NUSA DUA: A forum of mainly Asian countries agreed on Wednesday on new contingency measures to better respond to refugee crises, and vowed to review the region’s much-criticised handling of a major migrant influx last year.
The announcement at a conference on Indonesia’s Bali island on people smuggling and illegal migration was welcomed by the UN refugee agency, which declared it the first agreement of its kind in the 14-year history of the regional forum.
Australian Foreign Minister Julie Bishop — who co-chaired the meeting of the forum, which has 45 member states — said regional officials could now convene emergency meetings and fast-track an “agile and timely” response in the event of an unfolding migrant crisis.
Officials also agreed to review the response to the Southeast Asian refugee emergency in May last year, when thousands of asylum seekers in rickety boats were stranded at sea in the biggest regional migrant crisis since the end of the Vietnam War.
A Thai crackdown on the lucrative smuggling industry prompted traffickers to abandon their human cargo at sea, sparking a crisis that saw more than 3,500 Bangladeshi economic migrants and stateless Rohingya Muslims from Myanmar land in Malaysia and Indonesia.

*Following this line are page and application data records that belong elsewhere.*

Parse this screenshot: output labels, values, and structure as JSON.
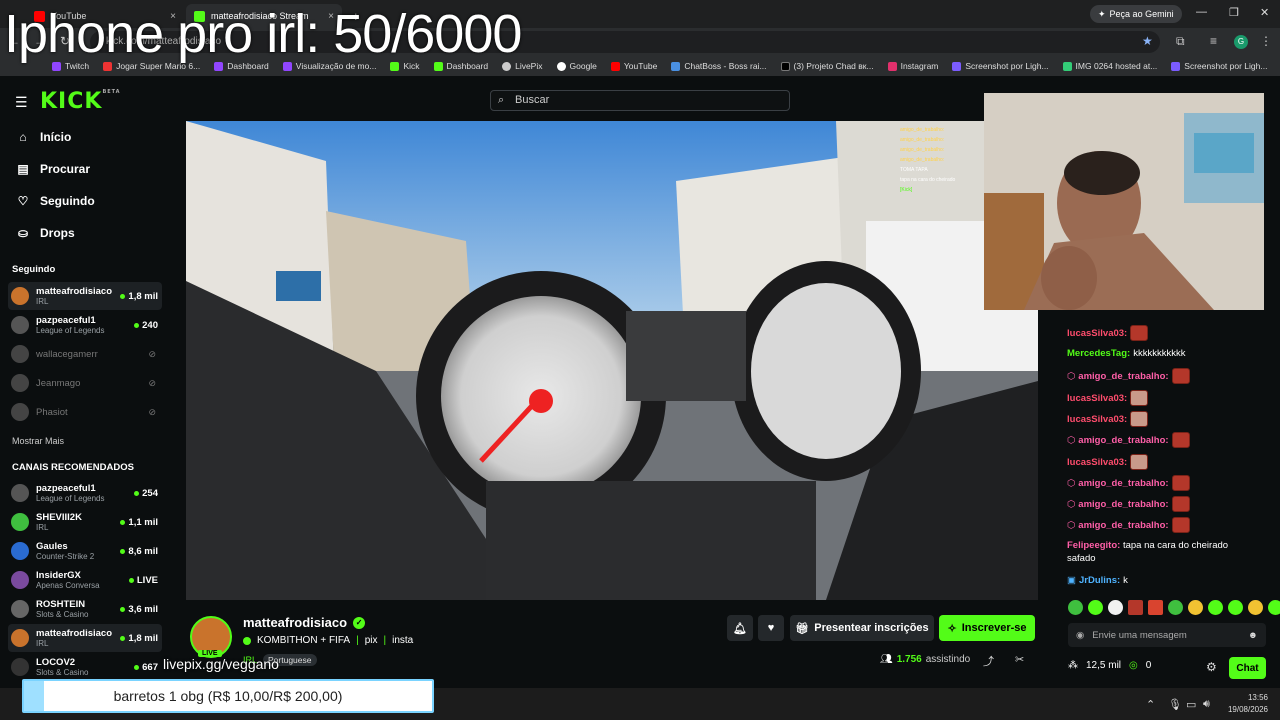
{
  "overlay": {
    "title": "Iphone pro irl: 50/6000"
  },
  "browser": {
    "tabs": [
      {
        "label": "YouTube",
        "close": "×"
      },
      {
        "label": "matteafrodisiaco Stream",
        "close": "×"
      }
    ],
    "new_tab": "+",
    "gemini_label": "Peça ao Gemini",
    "url": "kick.com/matteafrodisiaco",
    "profile_initial": "G",
    "bookmarks": [
      "Twitch",
      "Jogar Super Mario 6...",
      "Dashboard",
      "Visualização de mo...",
      "Kick",
      "Dashboard",
      "LivePix",
      "Google",
      "YouTube",
      "ChatBoss - Boss rai...",
      "(3) Projeto Chad вк...",
      "Instagram",
      "Screenshot por Ligh...",
      "IMG 0264 hosted at...",
      "Screenshot por Ligh..."
    ]
  },
  "kick": {
    "logo": "KICK",
    "logo_beta": "BETA",
    "search_placeholder": "Buscar"
  },
  "sidebar": {
    "nav": [
      {
        "label": "Início",
        "icon": "home-icon"
      },
      {
        "label": "Procurar",
        "icon": "browse-icon"
      },
      {
        "label": "Seguindo",
        "icon": "heart-icon"
      },
      {
        "label": "Drops",
        "icon": "drops-icon"
      }
    ],
    "following_title": "Seguindo",
    "following": [
      {
        "name": "matteafrodisiaco",
        "category": "IRL",
        "viewers": "1,8 mil",
        "live": true
      },
      {
        "name": "pazpeaceful1",
        "category": "League of Legends",
        "viewers": "240",
        "live": true
      },
      {
        "name": "wallacegamerr",
        "category": "",
        "viewers": "",
        "live": false
      },
      {
        "name": "Jeanmago",
        "category": "",
        "viewers": "",
        "live": false
      },
      {
        "name": "Phasiot",
        "category": "",
        "viewers": "",
        "live": false
      }
    ],
    "show_more": "Mostrar Mais",
    "recommended_title": "CANAIS RECOMENDADOS",
    "recommended": [
      {
        "name": "pazpeaceful1",
        "category": "League of Legends",
        "viewers": "254"
      },
      {
        "name": "SHEVIII2K",
        "category": "IRL",
        "viewers": "1,1 mil"
      },
      {
        "name": "Gaules",
        "category": "Counter-Strike 2",
        "viewers": "8,6 mil"
      },
      {
        "name": "InsiderGX",
        "category": "Apenas Conversa",
        "viewers": "LIVE"
      },
      {
        "name": "ROSHTEIN",
        "category": "Slots & Casino",
        "viewers": "3,6 mil"
      },
      {
        "name": "matteafrodisiaco",
        "category": "IRL",
        "viewers": "1,8 mil"
      },
      {
        "name": "LOCOV2",
        "category": "Slots & Casino",
        "viewers": "667"
      }
    ]
  },
  "stream": {
    "channel": "matteafrodisiaco",
    "title_parts": [
      "KOMBITHON + FIFA",
      "pix",
      "insta"
    ],
    "category": "IRL",
    "language": "Portuguese",
    "live_badge": "LIVE",
    "viewers": "1.756",
    "viewers_label": "assistindo",
    "gift_label": "Presentear inscrições",
    "subscribe_label": "Inscrever-se"
  },
  "ingame_chat": [
    "amigo_de_trabalho:",
    "amigo_de_trabalho:",
    "amigo_de_trabalho:",
    "amigo_de_trabalho:",
    "TOMA TAPA",
    "tapa na cara do cheirado",
    "[Kick]"
  ],
  "chat": {
    "messages": [
      {
        "user": "lucasSilva03:",
        "text": "",
        "color": "#ff4d6d",
        "badge": false,
        "emote": true
      },
      {
        "user": "MercedesTag:",
        "text": "kkkkkkkkkkk",
        "color": "#53fc18",
        "badge": false,
        "emote": false
      },
      {
        "user": "amigo_de_trabalho:",
        "text": "",
        "color": "#ff5fa8",
        "badge": true,
        "emote": true
      },
      {
        "user": "lucasSilva03:",
        "text": "",
        "color": "#ff4d6d",
        "badge": false,
        "emote": true
      },
      {
        "user": "lucasSilva03:",
        "text": "",
        "color": "#ff4d6d",
        "badge": false,
        "emote": true
      },
      {
        "user": "amigo_de_trabalho:",
        "text": "",
        "color": "#ff5fa8",
        "badge": true,
        "emote": true
      },
      {
        "user": "lucasSilva03:",
        "text": "",
        "color": "#ff4d6d",
        "badge": false,
        "emote": true
      },
      {
        "user": "amigo_de_trabalho:",
        "text": "",
        "color": "#ff5fa8",
        "badge": true,
        "emote": true
      },
      {
        "user": "amigo_de_trabalho:",
        "text": "",
        "color": "#ff5fa8",
        "badge": true,
        "emote": true
      },
      {
        "user": "amigo_de_trabalho:",
        "text": "",
        "color": "#ff5fa8",
        "badge": true,
        "emote": true
      },
      {
        "user": "Felipeegito:",
        "text": "tapa na cara do cheirado",
        "text2": "safado",
        "color": "#ff5fa8",
        "badge": false,
        "emote": false
      },
      {
        "user": "JrDulins:",
        "text": "k",
        "color": "#4fb3ff",
        "badge": true,
        "emote": false
      }
    ],
    "input_placeholder": "Envie uma mensagem",
    "points": "12,5 mil",
    "other_points": "0",
    "send_label": "Chat"
  },
  "overlays": {
    "livepix": "livepix.gg/veggano",
    "donation": "barretos 1 obg (R$ 10,00/R$ 200,00)",
    "donation_progress": 0.05
  },
  "taskbar": {
    "time": "13:56",
    "date": "19/08/2026"
  },
  "colors": {
    "accent": "#53fc18",
    "bg": "#0b0e0f"
  }
}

Malaysia and Indonesia triggered international outrage by initially turning away boatloads of the desperate migrants, but eventually relented under heavy international pressure.
Bishop, who chaired the ministerial-level meeting alongside her Indonesian counterpart Retno Marsudi, said there were concerns that during the crisis, no mechanism existed to galvanise the region “in a timely fashion”.
“We believe that this will give us that opportunity to do so,” she said of the new arrangement.